Iran is in talks with Kuwait to pursue maritime border demarcation and the status of the disputed Durra/Arash gas field in the Gulf, Spokesman for Ministry of Foreign Affairs Nasser Kanani said.
"The Islamic Republic of Iran always considers common interests and principles of good neighbourliness, including with Kuwait, in the issues of delineation of maritime borders and exploiting common hydrocarbon resources," he said on July 11, according to the ministry website.
Kanani's comments come a day after Kuwait's Oil Minister Saad Al Barrak said his country and Saudi Arabia have "exclusive rights" in the Durra gas field.
Barrak also ruled out negotiations with Iran over the gas field until a maritime demarcation is carried out based on international law, saying that Iran’s “allegations” on its right to the field are not based on a clear border demarcation.
On July 9, Kuwaiti and Saudi officials discussed speeding up the work of their joint operations committee, which develops petroleum projects in the Neutral Zone, an area between the two countries where borders were left undefined.
Durra is located in waters where the maritime borders are contested by Kuwait, Saudi Arabia and Iran. Iran insists that a part of the Arash/Durra gas field extends into its waters, which Kuwait denies. Kuwait and Saudi Arabia have asked Iran to engage in talks to define maritime borders in the Gulf.

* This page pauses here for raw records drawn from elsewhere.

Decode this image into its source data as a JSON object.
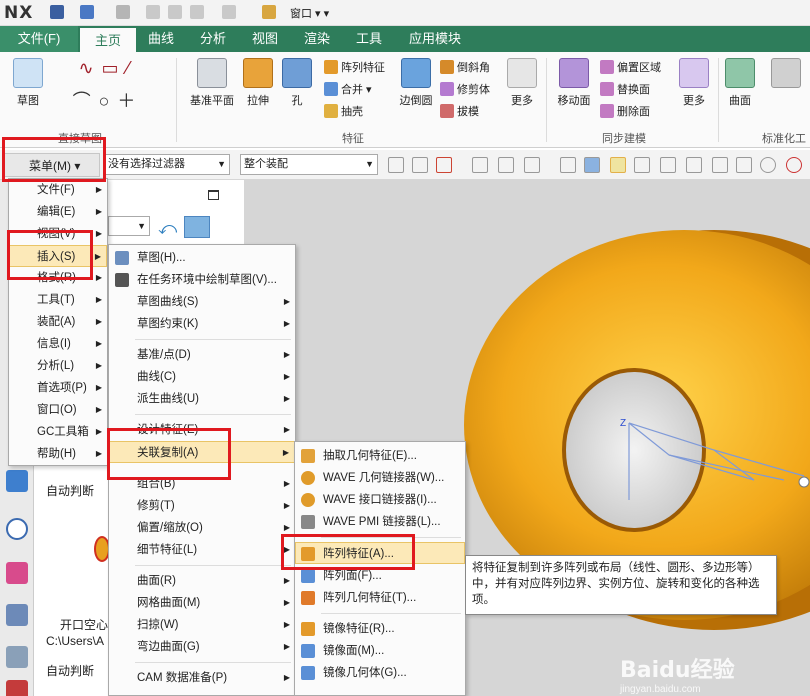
{
  "app": {
    "logo": "NX",
    "window_menu": "窗口"
  },
  "tabs": [
    "文件(F)",
    "主页",
    "曲线",
    "分析",
    "视图",
    "渲染",
    "工具",
    "应用模块"
  ],
  "ribbon": {
    "sketch": "草图",
    "direct_sketch_group": "直接草图",
    "datum_plane": "基准平面",
    "extrude": "拉伸",
    "hole": "孔",
    "pattern_feature": "阵列特征",
    "unite": "合并",
    "shell": "抽壳",
    "edge_blend": "边倒圆",
    "chamfer": "倒斜角",
    "trim_body": "修剪体",
    "draft": "拔模",
    "more_1": "更多",
    "feature_group": "特征",
    "move_face": "移动面",
    "offset_region": "偏置区域",
    "replace_face": "替换面",
    "delete_face": "删除面",
    "more_2": "更多",
    "sync_group": "同步建模",
    "surface": "曲面",
    "std_group": "标准化工"
  },
  "toolbar": {
    "menu_button": "菜单(M)",
    "filter": "没有选择过滤器",
    "scope": "整个装配"
  },
  "main_menu": [
    {
      "label": "文件(F)"
    },
    {
      "label": "编辑(E)"
    },
    {
      "label": "视图(V)"
    },
    {
      "label": "插入(S)"
    },
    {
      "label": "格式(R)"
    },
    {
      "label": "工具(T)"
    },
    {
      "label": "装配(A)"
    },
    {
      "label": "信息(I)"
    },
    {
      "label": "分析(L)"
    },
    {
      "label": "首选项(P)"
    },
    {
      "label": "窗口(O)"
    },
    {
      "label": "GC工具箱"
    },
    {
      "label": "帮助(H)"
    }
  ],
  "insert_menu": [
    {
      "label": "草图(H)..."
    },
    {
      "label": "在任务环境中绘制草图(V)..."
    },
    {
      "label": "草图曲线(S)"
    },
    {
      "label": "草图约束(K)"
    },
    {
      "label": "基准/点(D)"
    },
    {
      "label": "曲线(C)"
    },
    {
      "label": "派生曲线(U)"
    },
    {
      "label": "设计特征(E)"
    },
    {
      "label": "关联复制(A)"
    },
    {
      "label": "组合(B)"
    },
    {
      "label": "修剪(T)"
    },
    {
      "label": "偏置/缩放(O)"
    },
    {
      "label": "细节特征(L)"
    },
    {
      "label": "曲面(R)"
    },
    {
      "label": "网格曲面(M)"
    },
    {
      "label": "扫掠(W)"
    },
    {
      "label": "弯边曲面(G)"
    },
    {
      "label": "CAM 数据准备(P)"
    }
  ],
  "assoc_copy_menu": [
    {
      "label": "抽取几何特征(E)..."
    },
    {
      "label": "WAVE 几何链接器(W)..."
    },
    {
      "label": "WAVE 接口链接器(I)..."
    },
    {
      "label": "WAVE PMI 链接器(L)..."
    },
    {
      "label": "阵列特征(A)..."
    },
    {
      "label": "阵列面(F)..."
    },
    {
      "label": "阵列几何特征(T)..."
    },
    {
      "label": "镜像特征(R)..."
    },
    {
      "label": "镜像面(M)..."
    },
    {
      "label": "镜像几何体(G)..."
    }
  ],
  "tooltip": "将特征复制到许多阵列或布局（线性、圆形、多边形等）中，并有对应阵列边界、实例方位、旋转和变化的各种选项。",
  "panel": {
    "auto_infer_1": "自动判断",
    "file_name": "开口空心",
    "path": "C:\\Users\\A",
    "auto_infer_2": "自动判断"
  },
  "watermark": {
    "brand": "Baidu经验",
    "url": "jingyan.baidu.com"
  }
}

Saudi Arabia's foreign ministry on July 4 said that the Durra offshore gas field belongs only to Saudi Arabia and Kuwait. “Only Kuwait and Saudi Arabia have full sovereign rights over the field," a ministry official said. Riyadh had also renewed its calls on Iran to engage in maritime demarcation negotiations.
Earlier, the Kuwaiti foreign ministry reiterated its call on Iran to start negotiations over the demarcation of its maritime boundary with Kuwait and Saudi Arabia, stressing that the disputed oil and gas field falls within Kuwait’s territorial waters, KUNA news agency reported on July 3.

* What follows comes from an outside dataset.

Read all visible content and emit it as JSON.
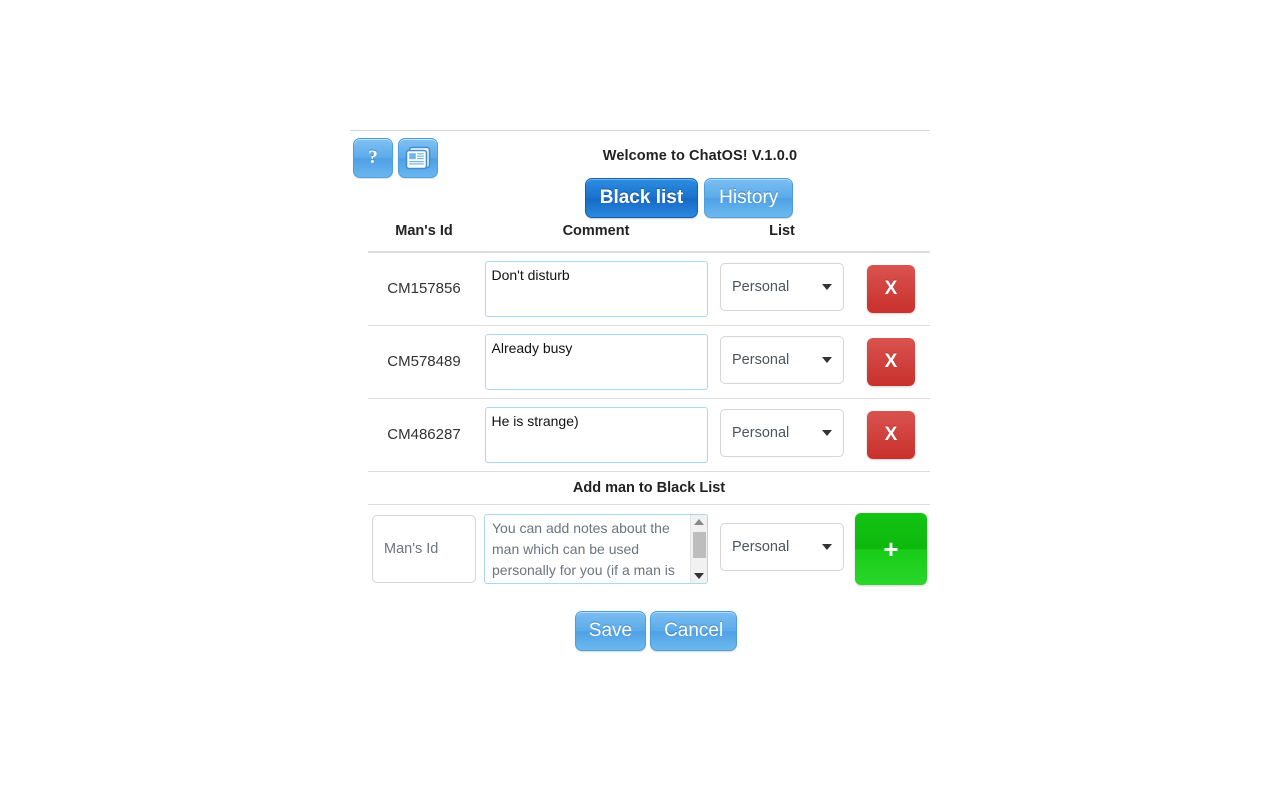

The National Iranian Oil Company (NIOC) announced on June 27 that Tehran and Riyadh had started preliminary work to resume cooperation on their shared oil and gas fields.
The statement followed the restoration of diplomatic ties between the two countries in a Chinese-brokered deal in March. Tehran's relations with Kuwait have also improved, amid Iran's rapprochement with Saudi Arabia. In his visit to Kuwait on June 21, Iranian Foreign Minister Hossein Amir-Abdollahian proposed a joint forum for Gulf countries, and to "settle all disputed issues".
Last December, Kuwait Gulf Oil Company and Saudi Aramco signed an agreement to develop the offshore Durra gas field. Acting CEO of Kuwait Gulf Oil Company Khaled al-Otaibi said joint efforts to develop the field aim to produce 1 billion cubic feet of gas and 84,000 barrels of liquefied gas per day.
In March 2022, the Kuwaiti foreign minister said that the gas field belongs to Kuwait and Saudi Arabia, and Iran is "not a party" to the site. Meanwhile, Iranian Oil Minister Javad Owji said that his country would "soon" begin drilling in the gas field.
The Iranian foreign ministry spokesman said the deal "goes against past negotiations and is illegal" and has "no bearing on the legal status" of the Arash gas field, as it is known in Iran.
In 2019, Kuwait and Saudi Arabia signed a deal to expedite the development and exploration of the Durra gas field, which is located in the Submerged Divided Zone.